Assignment: Go over the entries below line by line, copying each one that contains the word "Координты".

Supplied data:
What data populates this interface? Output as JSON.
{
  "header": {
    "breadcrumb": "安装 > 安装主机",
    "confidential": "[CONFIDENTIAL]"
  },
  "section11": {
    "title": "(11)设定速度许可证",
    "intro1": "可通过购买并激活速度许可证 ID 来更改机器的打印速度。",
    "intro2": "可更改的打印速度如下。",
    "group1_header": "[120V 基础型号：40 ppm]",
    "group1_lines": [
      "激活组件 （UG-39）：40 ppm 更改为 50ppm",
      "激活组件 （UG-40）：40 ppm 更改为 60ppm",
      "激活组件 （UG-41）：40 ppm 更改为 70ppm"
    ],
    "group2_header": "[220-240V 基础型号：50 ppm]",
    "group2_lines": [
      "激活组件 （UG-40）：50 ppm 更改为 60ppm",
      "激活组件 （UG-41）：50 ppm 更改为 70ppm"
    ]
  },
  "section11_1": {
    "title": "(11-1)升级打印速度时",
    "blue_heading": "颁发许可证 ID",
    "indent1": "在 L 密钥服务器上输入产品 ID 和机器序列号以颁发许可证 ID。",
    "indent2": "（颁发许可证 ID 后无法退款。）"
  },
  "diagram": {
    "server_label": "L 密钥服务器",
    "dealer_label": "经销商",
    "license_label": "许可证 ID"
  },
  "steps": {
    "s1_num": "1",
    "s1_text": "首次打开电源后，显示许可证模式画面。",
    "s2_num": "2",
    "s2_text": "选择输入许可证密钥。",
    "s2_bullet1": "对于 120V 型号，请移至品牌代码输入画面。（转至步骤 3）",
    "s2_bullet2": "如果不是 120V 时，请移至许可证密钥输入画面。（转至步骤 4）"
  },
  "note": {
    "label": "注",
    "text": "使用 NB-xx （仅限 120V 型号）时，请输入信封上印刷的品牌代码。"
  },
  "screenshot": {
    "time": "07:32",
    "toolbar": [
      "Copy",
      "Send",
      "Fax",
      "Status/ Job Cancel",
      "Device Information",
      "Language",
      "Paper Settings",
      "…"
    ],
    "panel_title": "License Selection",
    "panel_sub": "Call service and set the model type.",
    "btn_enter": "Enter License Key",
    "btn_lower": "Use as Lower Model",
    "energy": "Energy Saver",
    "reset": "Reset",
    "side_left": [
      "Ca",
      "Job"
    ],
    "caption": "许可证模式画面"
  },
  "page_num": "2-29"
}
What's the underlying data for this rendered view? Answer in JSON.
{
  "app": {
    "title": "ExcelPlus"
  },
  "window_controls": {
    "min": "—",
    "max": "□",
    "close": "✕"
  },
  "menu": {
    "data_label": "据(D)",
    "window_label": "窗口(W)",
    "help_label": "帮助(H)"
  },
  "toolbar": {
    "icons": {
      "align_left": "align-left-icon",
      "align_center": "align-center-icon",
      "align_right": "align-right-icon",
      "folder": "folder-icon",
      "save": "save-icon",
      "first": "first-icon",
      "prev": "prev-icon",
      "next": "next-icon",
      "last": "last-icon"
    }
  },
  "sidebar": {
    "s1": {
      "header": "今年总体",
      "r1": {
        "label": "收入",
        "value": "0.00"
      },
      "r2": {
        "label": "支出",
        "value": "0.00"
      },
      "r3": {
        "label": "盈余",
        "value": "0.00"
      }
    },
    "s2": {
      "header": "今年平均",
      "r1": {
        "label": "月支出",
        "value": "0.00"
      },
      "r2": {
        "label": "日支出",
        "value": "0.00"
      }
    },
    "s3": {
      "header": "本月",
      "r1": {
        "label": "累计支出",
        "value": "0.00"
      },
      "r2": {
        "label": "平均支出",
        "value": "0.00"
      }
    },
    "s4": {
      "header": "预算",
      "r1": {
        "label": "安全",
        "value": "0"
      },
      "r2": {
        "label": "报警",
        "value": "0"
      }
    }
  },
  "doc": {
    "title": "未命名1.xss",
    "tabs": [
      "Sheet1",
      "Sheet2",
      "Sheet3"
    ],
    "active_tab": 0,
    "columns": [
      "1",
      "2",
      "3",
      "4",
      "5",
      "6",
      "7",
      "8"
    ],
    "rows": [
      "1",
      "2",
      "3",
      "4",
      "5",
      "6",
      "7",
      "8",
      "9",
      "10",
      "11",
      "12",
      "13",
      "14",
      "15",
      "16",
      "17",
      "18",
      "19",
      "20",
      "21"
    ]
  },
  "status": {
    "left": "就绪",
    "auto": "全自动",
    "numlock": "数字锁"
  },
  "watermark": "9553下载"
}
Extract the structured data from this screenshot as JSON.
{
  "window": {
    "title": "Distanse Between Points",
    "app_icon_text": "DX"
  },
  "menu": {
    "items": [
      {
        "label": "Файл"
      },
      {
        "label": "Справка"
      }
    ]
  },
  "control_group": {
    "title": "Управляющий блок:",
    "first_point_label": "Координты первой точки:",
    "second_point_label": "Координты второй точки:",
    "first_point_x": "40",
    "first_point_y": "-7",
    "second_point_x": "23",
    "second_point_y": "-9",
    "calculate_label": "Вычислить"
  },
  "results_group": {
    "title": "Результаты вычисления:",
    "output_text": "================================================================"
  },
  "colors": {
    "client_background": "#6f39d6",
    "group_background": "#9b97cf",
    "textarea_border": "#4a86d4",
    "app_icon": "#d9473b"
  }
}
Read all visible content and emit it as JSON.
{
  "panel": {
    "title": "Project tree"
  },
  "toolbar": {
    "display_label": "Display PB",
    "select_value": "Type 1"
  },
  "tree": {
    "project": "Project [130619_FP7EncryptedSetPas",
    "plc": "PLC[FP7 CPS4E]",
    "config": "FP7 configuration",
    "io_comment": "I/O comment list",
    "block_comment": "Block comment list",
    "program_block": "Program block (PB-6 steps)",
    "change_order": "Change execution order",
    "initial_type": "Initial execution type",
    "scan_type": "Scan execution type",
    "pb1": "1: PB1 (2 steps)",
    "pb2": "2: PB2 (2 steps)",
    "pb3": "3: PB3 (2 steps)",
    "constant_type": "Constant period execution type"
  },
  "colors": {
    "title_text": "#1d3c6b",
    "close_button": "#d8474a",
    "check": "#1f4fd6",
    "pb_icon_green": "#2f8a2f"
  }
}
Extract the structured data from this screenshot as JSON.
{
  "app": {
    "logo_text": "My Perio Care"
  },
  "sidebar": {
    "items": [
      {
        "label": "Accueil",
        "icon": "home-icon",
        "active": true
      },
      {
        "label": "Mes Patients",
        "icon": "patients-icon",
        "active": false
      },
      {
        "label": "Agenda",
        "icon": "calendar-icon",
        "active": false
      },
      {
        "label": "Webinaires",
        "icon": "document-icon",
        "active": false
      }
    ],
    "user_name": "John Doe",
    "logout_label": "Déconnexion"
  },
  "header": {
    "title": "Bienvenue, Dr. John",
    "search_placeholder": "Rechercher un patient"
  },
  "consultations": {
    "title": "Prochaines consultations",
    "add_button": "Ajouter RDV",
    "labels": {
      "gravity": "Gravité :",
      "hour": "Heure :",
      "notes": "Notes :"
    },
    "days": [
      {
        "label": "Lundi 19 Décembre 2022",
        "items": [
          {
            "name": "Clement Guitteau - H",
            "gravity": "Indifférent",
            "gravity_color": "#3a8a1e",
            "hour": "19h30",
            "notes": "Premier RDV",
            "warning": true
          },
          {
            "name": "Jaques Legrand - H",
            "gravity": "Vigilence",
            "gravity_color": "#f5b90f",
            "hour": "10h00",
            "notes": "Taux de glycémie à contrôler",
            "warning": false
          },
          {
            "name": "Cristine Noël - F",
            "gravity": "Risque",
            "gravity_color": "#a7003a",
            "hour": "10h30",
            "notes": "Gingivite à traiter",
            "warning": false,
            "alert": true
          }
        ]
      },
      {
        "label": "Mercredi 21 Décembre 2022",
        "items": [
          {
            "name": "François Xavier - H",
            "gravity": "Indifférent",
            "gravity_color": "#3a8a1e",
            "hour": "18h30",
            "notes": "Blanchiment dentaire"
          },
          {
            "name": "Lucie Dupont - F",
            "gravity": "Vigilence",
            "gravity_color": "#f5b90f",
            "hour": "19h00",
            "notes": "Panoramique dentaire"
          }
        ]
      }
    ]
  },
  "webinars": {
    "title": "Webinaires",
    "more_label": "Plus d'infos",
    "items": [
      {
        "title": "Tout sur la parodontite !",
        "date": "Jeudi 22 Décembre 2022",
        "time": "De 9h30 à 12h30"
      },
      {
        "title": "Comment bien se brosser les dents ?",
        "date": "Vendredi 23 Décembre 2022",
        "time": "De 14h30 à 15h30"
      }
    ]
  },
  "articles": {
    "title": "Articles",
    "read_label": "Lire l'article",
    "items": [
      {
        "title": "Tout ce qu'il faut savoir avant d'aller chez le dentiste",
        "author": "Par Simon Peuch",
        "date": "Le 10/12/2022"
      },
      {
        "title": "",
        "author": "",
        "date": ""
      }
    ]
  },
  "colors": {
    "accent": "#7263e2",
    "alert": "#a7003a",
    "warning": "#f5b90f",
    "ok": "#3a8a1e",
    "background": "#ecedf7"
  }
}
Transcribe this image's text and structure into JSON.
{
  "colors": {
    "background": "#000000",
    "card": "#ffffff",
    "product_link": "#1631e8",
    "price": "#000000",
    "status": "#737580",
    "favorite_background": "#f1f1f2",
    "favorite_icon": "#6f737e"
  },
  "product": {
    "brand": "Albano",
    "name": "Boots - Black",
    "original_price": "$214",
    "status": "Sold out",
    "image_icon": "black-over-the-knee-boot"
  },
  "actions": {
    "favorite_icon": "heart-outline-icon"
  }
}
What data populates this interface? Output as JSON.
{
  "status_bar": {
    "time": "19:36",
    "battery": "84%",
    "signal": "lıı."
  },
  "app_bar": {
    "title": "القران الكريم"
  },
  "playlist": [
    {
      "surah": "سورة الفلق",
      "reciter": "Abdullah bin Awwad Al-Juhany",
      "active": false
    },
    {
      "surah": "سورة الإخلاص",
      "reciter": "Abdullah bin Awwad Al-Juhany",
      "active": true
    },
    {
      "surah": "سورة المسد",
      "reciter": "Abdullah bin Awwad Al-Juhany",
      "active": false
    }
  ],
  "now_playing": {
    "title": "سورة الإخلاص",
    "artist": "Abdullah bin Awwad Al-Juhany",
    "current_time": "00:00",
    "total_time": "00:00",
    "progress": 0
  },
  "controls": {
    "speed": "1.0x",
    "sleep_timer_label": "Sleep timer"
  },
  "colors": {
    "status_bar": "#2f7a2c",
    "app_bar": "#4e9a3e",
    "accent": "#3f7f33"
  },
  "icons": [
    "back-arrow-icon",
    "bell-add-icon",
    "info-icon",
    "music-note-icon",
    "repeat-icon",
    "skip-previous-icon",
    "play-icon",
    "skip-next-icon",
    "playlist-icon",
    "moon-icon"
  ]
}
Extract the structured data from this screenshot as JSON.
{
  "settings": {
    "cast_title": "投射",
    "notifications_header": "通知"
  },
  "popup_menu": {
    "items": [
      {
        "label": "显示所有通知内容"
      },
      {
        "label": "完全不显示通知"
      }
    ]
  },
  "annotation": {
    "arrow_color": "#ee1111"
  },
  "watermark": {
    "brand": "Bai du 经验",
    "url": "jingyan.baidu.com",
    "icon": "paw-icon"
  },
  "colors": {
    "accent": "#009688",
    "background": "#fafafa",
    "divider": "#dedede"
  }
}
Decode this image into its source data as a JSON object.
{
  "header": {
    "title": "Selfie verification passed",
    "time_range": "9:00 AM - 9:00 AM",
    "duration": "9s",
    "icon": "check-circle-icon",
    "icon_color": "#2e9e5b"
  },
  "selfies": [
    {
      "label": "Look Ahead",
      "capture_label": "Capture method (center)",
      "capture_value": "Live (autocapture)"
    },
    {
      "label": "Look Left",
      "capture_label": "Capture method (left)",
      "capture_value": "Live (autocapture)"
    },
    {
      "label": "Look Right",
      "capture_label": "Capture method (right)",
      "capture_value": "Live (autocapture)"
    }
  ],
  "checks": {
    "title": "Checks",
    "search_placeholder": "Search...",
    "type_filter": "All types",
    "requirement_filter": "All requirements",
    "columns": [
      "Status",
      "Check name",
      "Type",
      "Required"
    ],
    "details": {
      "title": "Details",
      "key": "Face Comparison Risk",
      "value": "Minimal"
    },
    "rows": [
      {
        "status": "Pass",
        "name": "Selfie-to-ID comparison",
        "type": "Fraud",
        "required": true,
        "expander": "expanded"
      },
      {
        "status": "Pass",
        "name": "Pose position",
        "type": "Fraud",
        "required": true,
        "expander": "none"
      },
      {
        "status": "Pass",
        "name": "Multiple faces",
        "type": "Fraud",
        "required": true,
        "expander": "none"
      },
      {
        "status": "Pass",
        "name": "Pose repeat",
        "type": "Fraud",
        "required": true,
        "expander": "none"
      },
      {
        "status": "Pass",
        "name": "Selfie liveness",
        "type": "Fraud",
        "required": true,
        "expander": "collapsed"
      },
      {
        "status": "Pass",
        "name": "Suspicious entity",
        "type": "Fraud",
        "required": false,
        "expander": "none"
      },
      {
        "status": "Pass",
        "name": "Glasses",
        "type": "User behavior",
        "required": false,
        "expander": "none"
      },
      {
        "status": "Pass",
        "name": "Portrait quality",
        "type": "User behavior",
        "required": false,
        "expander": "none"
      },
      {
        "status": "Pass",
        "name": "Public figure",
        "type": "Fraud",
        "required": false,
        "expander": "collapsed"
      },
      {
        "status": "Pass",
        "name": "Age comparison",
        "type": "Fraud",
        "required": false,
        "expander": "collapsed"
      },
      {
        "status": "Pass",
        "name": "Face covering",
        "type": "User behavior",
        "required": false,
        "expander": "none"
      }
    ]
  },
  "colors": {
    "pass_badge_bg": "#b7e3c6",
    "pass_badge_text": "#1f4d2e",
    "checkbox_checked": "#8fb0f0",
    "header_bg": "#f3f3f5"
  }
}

Task result:
    "first_point_label": "Координты первой точки:",
    "second_point_label": "Координты второй точки:",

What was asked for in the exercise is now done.